Pat Killingsworth Pat Killingsworth

Statistics do lie! Here’s an example why…

I received a disturbing follow-up email from a reader last week.

She had been searching for help to find a therapy that might work for her brother with multiple myeloma.

Unfortunately, her brother died before he could even start therapy.

Last year, a member of our support group here in Florida recently passed away after being diagnosed a short six months earlier.

Two of many examples which help illustrate why  median life expectancy statistics for multiple myeloma patients are unreliable and misleading.

Let me explain.

I’m another example.   At age 48, I was a real estate agent working in Wisconsin.  While completing a contract called an offer to purchase, my buyers asked why my hands were shaking.

I had never thought about it, but they were right.   It became more and more difficult for me to “fill in the blanks” on contracts as the years went on.

Four years later at the age of 51, I was diagnosed with multiple myeloma.  Based on the extensive bone damage that my MRI and other tests revealed, my specialist at Mayo Clinic speculated that it had started a number of years earlier.

“How many years earlier?” I asked.  “It’s impossible to tell.” he responded.

I then described how my hands–and handwriting–had become so unsteady as early as four years ago.  Could that have marked the start of my myeloma?   “Very possibly.” he replied.

Now let’s switch gears.  At every support group I visit around the country, one or more survivors describe how they were diagnosed completely by accident.  Completely without symptoms, these folks describe how their doctor noticed how something “wasn’t quite right.” with their blood work, which was drawn for another reason–or as a result of a routine physical.

So explain to me how any multiple myeloma patient can use median life expectancy statistics to help gauge how long he or she may live?

We are talking about a variation of up to five years–or more–between when each of these patient’s myeloma started.

Yet everyone’s stats are tossed randomly in together.

So if my myeloma did in fact start four or more years before my diagnosis, and I have now lived almost five years longer, does this mean I have already lived almost ten years with bone marrow cancer that, on average, is supposed to kill me in half that time?


And I haven’t even addressed how patients who are diagnosed in their 80′s are tossed-in together with patients who are diagnosed at age 42…

I understand that “median life expectancy” means one half of patients live longer than the median, and one half live less.

But longer or less than what?

I hope you can see where I am going with this by now.


No one can tell us with any certainty how long we are going to live–whether we have multiple myeloma or not.

Accepting our mortality–and then learning to live the cliche’ “one day at a time”–is the key to getting our life back!

Statistics are just guidelines.  They point to trends.

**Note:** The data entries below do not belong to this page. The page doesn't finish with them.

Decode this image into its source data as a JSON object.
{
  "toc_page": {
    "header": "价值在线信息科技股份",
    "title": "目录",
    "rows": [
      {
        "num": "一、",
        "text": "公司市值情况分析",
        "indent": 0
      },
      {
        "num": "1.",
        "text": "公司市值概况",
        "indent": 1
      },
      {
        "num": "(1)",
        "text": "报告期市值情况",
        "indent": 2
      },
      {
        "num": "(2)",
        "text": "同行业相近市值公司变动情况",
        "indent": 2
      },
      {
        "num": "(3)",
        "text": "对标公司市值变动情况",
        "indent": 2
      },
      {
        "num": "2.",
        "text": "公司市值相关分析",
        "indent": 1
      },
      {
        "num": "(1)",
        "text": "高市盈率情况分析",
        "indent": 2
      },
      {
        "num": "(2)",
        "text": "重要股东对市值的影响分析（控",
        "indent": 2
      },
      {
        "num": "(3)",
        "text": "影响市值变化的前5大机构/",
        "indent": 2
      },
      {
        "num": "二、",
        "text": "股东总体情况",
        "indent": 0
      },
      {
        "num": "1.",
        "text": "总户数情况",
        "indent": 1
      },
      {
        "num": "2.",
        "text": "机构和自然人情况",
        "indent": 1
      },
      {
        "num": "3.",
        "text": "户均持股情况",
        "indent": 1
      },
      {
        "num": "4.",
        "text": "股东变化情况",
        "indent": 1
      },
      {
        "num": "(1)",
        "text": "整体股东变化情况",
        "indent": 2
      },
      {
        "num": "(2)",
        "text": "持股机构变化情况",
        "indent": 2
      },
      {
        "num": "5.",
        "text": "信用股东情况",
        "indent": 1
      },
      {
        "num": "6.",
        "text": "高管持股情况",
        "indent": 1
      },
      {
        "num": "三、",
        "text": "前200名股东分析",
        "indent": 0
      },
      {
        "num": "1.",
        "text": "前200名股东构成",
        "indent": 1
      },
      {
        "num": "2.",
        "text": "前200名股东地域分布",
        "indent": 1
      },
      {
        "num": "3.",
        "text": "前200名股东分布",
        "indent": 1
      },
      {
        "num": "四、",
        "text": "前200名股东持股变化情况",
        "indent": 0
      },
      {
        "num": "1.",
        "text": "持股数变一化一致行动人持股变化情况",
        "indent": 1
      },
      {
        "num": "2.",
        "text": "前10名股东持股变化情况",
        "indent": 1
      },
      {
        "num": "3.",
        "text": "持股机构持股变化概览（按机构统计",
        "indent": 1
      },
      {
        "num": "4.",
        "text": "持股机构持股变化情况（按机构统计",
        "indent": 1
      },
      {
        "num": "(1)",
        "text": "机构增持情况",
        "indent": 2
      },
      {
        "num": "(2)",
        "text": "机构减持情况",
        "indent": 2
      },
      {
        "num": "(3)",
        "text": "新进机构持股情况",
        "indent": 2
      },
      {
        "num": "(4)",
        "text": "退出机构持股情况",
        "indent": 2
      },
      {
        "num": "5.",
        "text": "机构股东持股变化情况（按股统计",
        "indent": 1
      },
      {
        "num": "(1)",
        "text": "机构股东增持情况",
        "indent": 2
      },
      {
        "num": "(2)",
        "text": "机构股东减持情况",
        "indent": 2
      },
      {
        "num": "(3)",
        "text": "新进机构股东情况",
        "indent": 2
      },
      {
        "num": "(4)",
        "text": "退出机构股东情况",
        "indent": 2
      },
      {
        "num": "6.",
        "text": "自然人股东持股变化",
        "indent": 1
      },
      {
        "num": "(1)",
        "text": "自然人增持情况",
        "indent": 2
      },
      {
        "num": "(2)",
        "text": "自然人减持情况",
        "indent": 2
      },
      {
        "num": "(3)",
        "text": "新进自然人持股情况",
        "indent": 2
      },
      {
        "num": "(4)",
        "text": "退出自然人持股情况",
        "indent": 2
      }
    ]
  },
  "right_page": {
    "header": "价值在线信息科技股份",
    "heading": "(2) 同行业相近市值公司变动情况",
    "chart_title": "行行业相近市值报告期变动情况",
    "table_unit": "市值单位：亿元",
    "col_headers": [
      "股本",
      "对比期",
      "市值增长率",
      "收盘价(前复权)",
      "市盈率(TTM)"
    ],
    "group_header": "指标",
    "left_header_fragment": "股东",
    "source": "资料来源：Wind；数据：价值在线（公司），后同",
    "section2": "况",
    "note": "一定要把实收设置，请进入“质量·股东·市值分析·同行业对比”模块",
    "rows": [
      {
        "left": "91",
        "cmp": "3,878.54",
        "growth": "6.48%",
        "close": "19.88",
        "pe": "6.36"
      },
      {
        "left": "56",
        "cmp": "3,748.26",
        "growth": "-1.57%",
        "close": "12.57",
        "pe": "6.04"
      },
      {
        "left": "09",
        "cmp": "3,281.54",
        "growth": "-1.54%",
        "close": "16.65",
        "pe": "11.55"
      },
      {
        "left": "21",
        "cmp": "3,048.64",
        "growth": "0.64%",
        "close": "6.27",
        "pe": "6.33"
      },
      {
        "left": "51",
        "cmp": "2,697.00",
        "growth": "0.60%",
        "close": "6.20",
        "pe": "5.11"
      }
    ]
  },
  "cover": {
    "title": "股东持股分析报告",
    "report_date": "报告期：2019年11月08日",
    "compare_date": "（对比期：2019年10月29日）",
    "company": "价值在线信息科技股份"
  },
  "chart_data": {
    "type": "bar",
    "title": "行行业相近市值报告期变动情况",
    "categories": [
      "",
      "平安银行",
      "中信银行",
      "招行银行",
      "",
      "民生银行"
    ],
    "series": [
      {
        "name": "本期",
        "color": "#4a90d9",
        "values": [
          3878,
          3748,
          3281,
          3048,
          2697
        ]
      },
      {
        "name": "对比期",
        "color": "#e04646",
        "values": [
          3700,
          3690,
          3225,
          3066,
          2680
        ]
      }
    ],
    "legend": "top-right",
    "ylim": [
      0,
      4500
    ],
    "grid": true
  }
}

I’m now 55 years old.  Yes, based on statistics, it is unlikely that I will live to see my 65th birthday.  After all, that would mean I had managed to live with multiple myeloma for almost 20 years.

Unlikely, but not impossible. 

But why worry about something I can’t control?  I feel pretty darn good today–despite still being on RVD chemo mid-cycle.

I can still write, take a walk in the warm Florida sun with my wife and our “Island Dog” Finnegan.

And that’s good enough for me!

So statistics be damned!  Try to make the best out of each day.

And don’t forget to feel good and keep smiling!  Pat